State’s attorney Kimberly Gonzalez talks to the jury during closing arguments in the murder trial of… – Tom Reel, Staff / San Antonio Express-News State’s attorney Ana Ochoa Nelson gestures to describe a wrapping around the victim’s neck during cl… – Tom Reel, Staff / San Antonio Express-News Geologist Maureen Bottrell takes the witness stand and examines the contents of an evidence bag Tues… – Provided by Hearst Communications, Inc Crime scene investigator Joe Rodriguez examines a shovel that was in an evidence bag Tuesday May 8, … – Provided by Hearst Communications, Inc
State’s attorney Kimberly Gonzalez talks to the jury during closing arguments in the murder trial of Gregorio Barrera on May 9, 2018.
A San Antonio, Texas man convicted last week of killing his brother in 2016 allegedly over the family home and burying his body in a shallow grave in the dunes of the Padre Island National Seashore, was sentenced Monday to 50 years in prison.
It took a Bexar County jury a little over two hours to sentence Gregorio Barrera, 50, in the death of Andres Barrera, 46, whose remains were found Sept. 25, 2016, in Kleberg County on the north shore.
In a tearful victim impact statement, Martha Barrera told her brother Gregorio Barrera that his fatal decision “affected our lives, our kids,” and that things would never be the same.
“We were supposed to look out for each other after mom and dad died,” Martha Barrera sobbed. “Who gave you the right to kill our little brother?

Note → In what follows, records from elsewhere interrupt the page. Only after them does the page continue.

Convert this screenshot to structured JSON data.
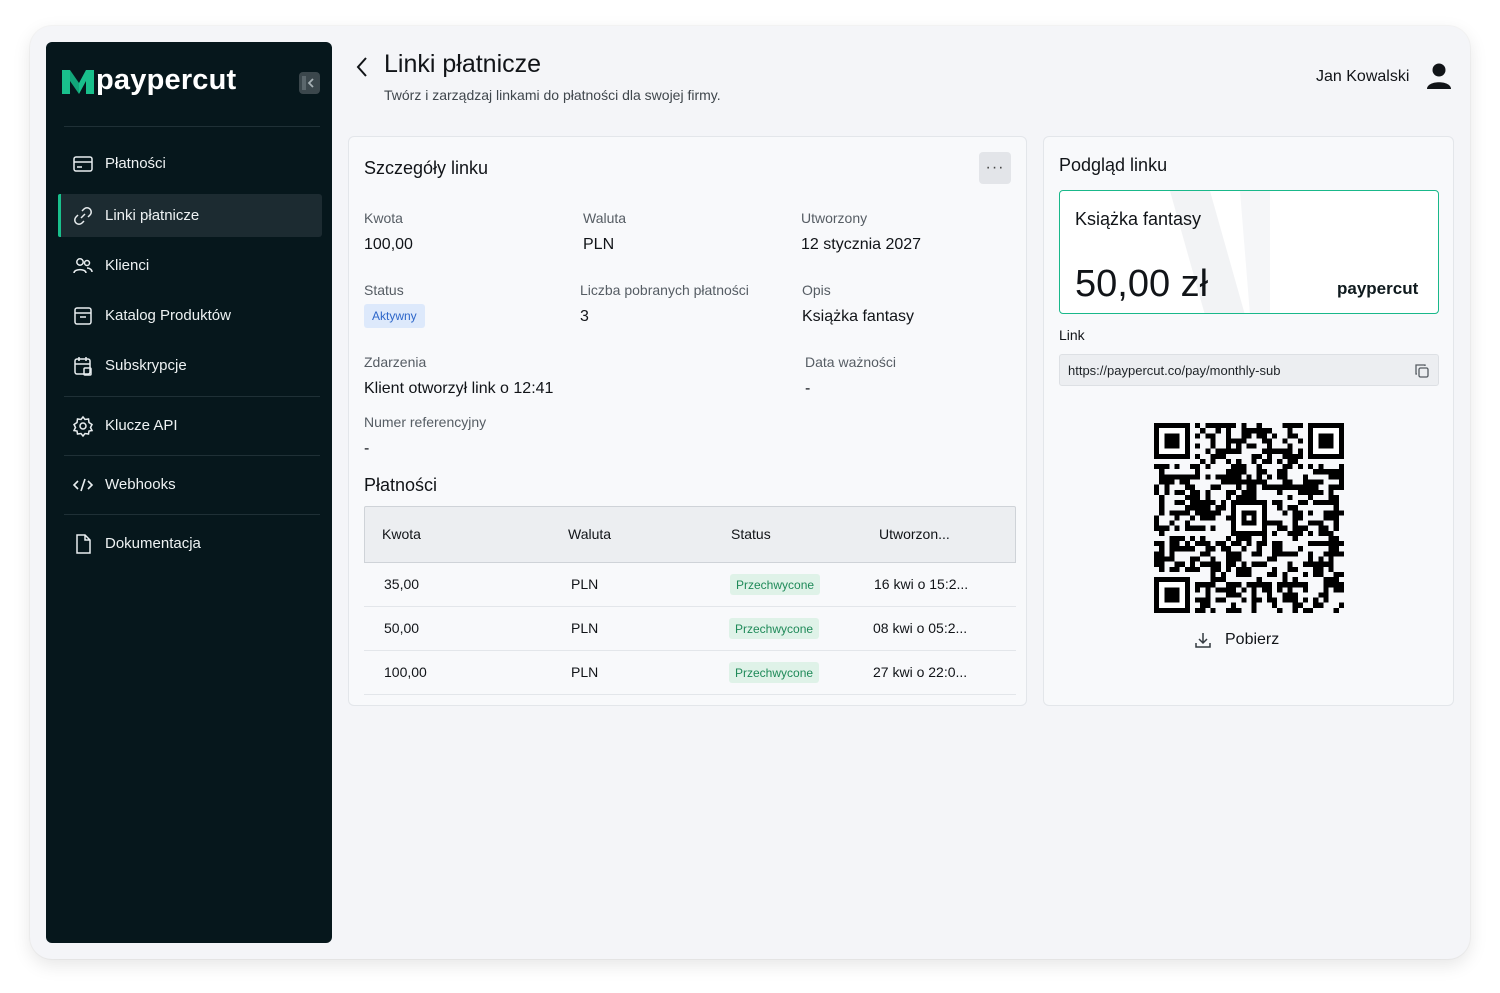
{
  "brand": {
    "name": "paypercut",
    "accent": "#19c08c"
  },
  "sidebar": {
    "items": [
      {
        "label": "Płatności",
        "icon": "card-icon",
        "active": false
      },
      {
        "label": "Linki płatnicze",
        "icon": "link-icon",
        "active": true
      },
      {
        "label": "Klienci",
        "icon": "users-icon",
        "active": false
      },
      {
        "label": "Katalog Produktów",
        "icon": "archive-icon",
        "active": false
      },
      {
        "label": "Subskrypcje",
        "icon": "calendar-icon",
        "active": false
      },
      {
        "label": "Klucze API",
        "icon": "gear-icon",
        "active": false
      },
      {
        "label": "Webhooks",
        "icon": "code-icon",
        "active": false
      },
      {
        "label": "Dokumentacja",
        "icon": "document-icon",
        "active": false
      }
    ]
  },
  "header": {
    "title": "Linki płatnicze",
    "subtitle": "Twórz i zarządzaj linkami do płatności dla swojej firmy.",
    "user_name": "Jan Kowalski"
  },
  "details": {
    "title": "Szczegóły linku",
    "more_label": "···",
    "fields": {
      "amount": {
        "label": "Kwota",
        "value": "100,00"
      },
      "currency": {
        "label": "Waluta",
        "value": "PLN"
      },
      "created": {
        "label": "Utworzony",
        "value": "12 stycznia 2027"
      },
      "status": {
        "label": "Status",
        "value": "Aktywny"
      },
      "collected": {
        "label": "Liczba pobranych płatności",
        "value": "3"
      },
      "description": {
        "label": "Opis",
        "value": "Książka fantasy"
      },
      "events": {
        "label": "Zdarzenia",
        "value": "Klient otworzył link o 12:41"
      },
      "expiry": {
        "label": "Data ważności",
        "value": "-"
      },
      "reference": {
        "label": "Numer referencyjny",
        "value": "-"
      }
    }
  },
  "payments": {
    "title": "Płatności",
    "columns": [
      "Kwota",
      "Waluta",
      "Status",
      "Utworzon..."
    ],
    "rows": [
      {
        "amount": "35,00",
        "currency": "PLN",
        "status": "Przechwycone",
        "created": "16 kwi o 15:2..."
      },
      {
        "amount": "50,00",
        "currency": "PLN",
        "status": "Przechwycone",
        "created": "08 kwi o 05:2..."
      },
      {
        "amount": "100,00",
        "currency": "PLN",
        "status": "Przechwycone",
        "created": "27 kwi o 22:0..."
      }
    ]
  },
  "preview": {
    "title": "Podgląd linku",
    "product": "Książka fantasy",
    "amount": "50,00 zł",
    "brand": "paypercut",
    "link_label": "Link",
    "link_url": "https://paypercut.co/pay/monthly-sub",
    "download_label": "Pobierz"
  }
}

He never hurt anybody.”
Officials from the counties of Kleberg and Nueces testified in the guilt-innocence phase that the remains had been buried in 3 feet of sand in the dunes and had been there for several weeks because his internal organs had decomposed and bones were missing due toanimal activity.
The men’s sisters testified that Andres Barrera was living in an apartment while he renovated the family home in the 8700 block of Sage Brush on the Northeast Side. Gregorio Barrera lived at the home but his brother had him evicted after the men fought.
Before the state rested its case in the punishment phase, which began Monday morning, the jury heard from two San Anonio police officers who testified they seized from Gregorio Barrera’s backyard a stolen lawnmower that belonged to his neighbor and numerous tools in the garage that were not his. Prosecutors also introduced his arrest record, which included a DWI charge and a theft offense.
Defense attorney Cornelius Cox told the jury in his closing argument that he did not agree with their verdict of guilt because he felt the state did not prove that his client killed his brother, but that he respected them for it.
“The community says you should send a message,” Cox told the jury. “The problem with that approach is that this is not just a numbers game,” regarding years of punishment.
Referencing the 1970s novel “Future Shock,” by Alvin Toffler, Cox equated his client’s conviction and potential life sentence as relegating him to be in a “throw-away society,” which is detailed in Chapter 4 of the book.
“I would hate to think that what we would do with humans when things go wrong, they make poor judgments, or do certain things as a society, we would just cast them away,” he said.
Cox did not throw a number out for sentencing, but reminded the jurors that his client cared for his dying mother.
“I hope that you would reach a fair and just sentence,” he told the jury.
In her closing argument, prosecutor Kimberly Gonzalez told the jury it was ironic that Cox would reference a “throw-away society.”
“He (Cox) wants to talk about a throw-away society. That’s just what he (Gregorio Barrera) did to his little brother,” Gonzalez told the jury.
Referencing the biblical story of Cain and Abel, Gonzalez quoted scripture: “The Lord says, ‘What have you done? Your brother’s blood calls out to me from the grave,’ and he wants to bring up a throw-away society,” she told the court.
“He (the defendant) threw him (the victim) out there like nothing,” Gonzalez told the jury. “Life is what you get when you murder your brother, steal from your neighbors and dump your brother like nothing.”
The jury began deliberating shortly before 1 p.m.
Gregorio Barrera had faced five to 99 years or life in prison. He will have to serve at least 25 years of his sentence before he is eligible for parole. The case was heard in the 186th state District Court, presided by Judge Jefferson Moore.
Elizabeth Zavala is a San Antonio Express-News staff writer. Read more of her stories here. | firstname.lastname@example.org | @elizabeth2863